Q: I already have filed my federal income tax return. Now that I have received the Form 5498, will I have to file an amended federal income tax return?
A: If the 2014 contribution amounts reported on your Form 5498 are the same as the contribution amounts you reported on your federal income tax return, there is no need to file an amended return. If the contribution amounts reported in Box 1, Box 2, Box 3, Box 4, Box 8, Box 9 or Box 10 of Form 5498 do not coincide with your records, contact your financial institution right away.
Q: If my rollover IRA contribution is neither deductible nor taxable, why is it shown on my Form 5498?
A: Reporting IRA rollover contributions to you and the IRS on Form 5498 confirms the portion of the distribution from your previous IRA or qualified employer plan that you have invested in a Your financial institution IRA. For your information, if any portion of a distribution from a previous IRA or qualified employer plan is not rolled over into another IRA or qualified plan within 60 days from when the distribution proceeds were received by you, that portion of the distribution is considered taxable. Any taxable amount of an IRA or qualified employer plan distribution should be reported on Lines 15b or 16b, respectively, of the 2014 Form 1040.

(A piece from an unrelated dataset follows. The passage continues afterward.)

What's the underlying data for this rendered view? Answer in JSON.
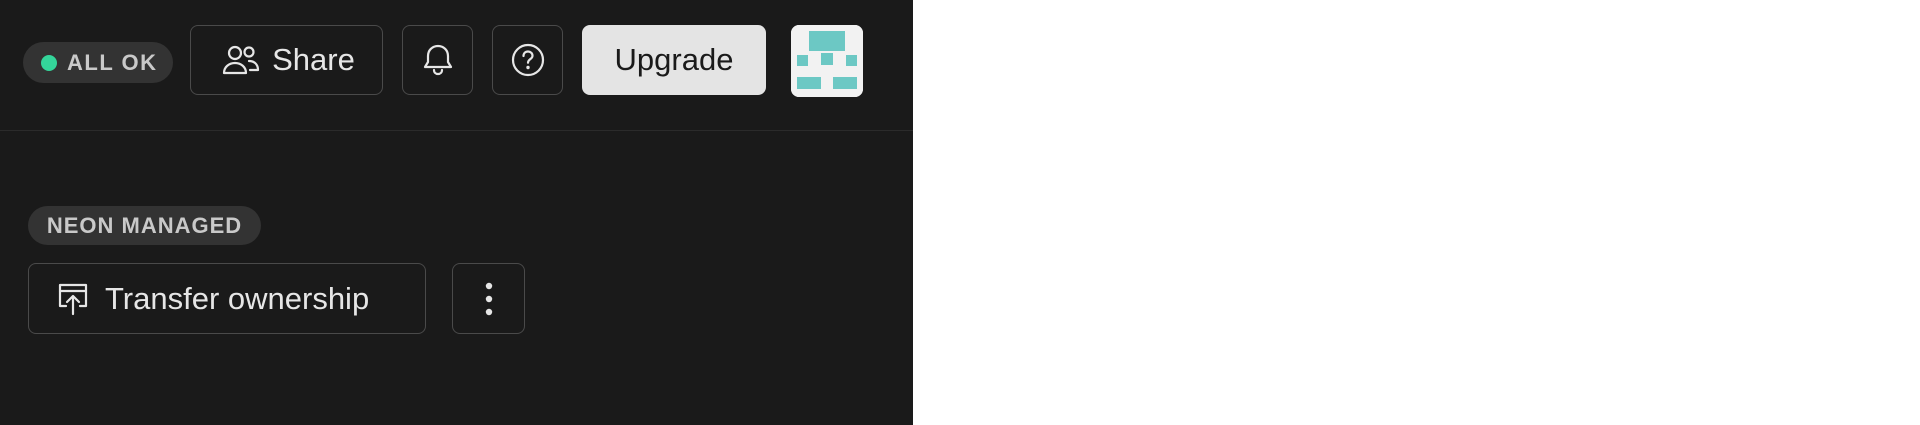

Q: I made an excess contribution to my IRA early last year for 2014 which I withdrew before my tax filing deadline. Why is this contribution still reported on Form 5498?
A: Federal tax rules require the withdrawal of excess contributions and accumulated earnings on these contributions (if any) to be reported on the 2014 Form 1099-R as a distribution. Reporting the amount of the 2014 contribution on the Form 5498 confirms to you and the IRS that this amount was in fact a contribution and, therefore, not subject to tax as a premature withdrawal or a normal distribution. Of course, any accumulated earnings are taxable for 2014 and should have been reported on Line 15b of your 2014 Form 1040.
Q: I made an excess contribution to my IRA for 2014 which I did not withdraw before my tax filing deadline. Must I report this to the IRS?
A: Yes. Any excess contributions included in Box 1 should be entered on Form 5329 [“Additional Taxes on Qualified Plans (Including IRAs) and other Tax-Favored Accounts”] separately for each participant.
Q: I made a nondeductible contribution to my traditional IRA for 2014. Should I have reported this to the IRS?
A: Yes. Participants should have reported any nondeductible contributions included in Box 1 on Form 8606 [“Nondeductible IRAs”]. For joint income tax returns, this form should have been completed separately for each participant.
Q: For 2014, I converted my Your financial institution traditional IRA account to a Your financial institution Roth IRA account. The amount transferred was previously included on my 2014 Your financial institution Form 1099-R. Why is it also included on my 2014 Your financial institution Form 5498?
A: The amount converted is treated as a taxable distribution (reported on Form 1099-R) from your non-Roth IRA and a conversion (reported in Box 3 on Form 5498) to your Roth IRA account. You should already have included the conversion amount on Form 8606 with the filing of your federal personal income tax return. Recharacterizations also are reportable on Form 8606.
Q: What are Required Minimum Distributions (RMDs)?
A: RMDs generally are minimum amounts that a retirement plan owner must withdraw annually starting with the year that he or she reaches 701⁄2 years of age or, if later, the year in which he or she retires. However, if the retirement plan account is an IRA or the account owner is a 5% owner of the business sponsoring the retirement plan, the RMDs must generally begin once the account holder is age 701⁄2, regardless of whether he or she is retired.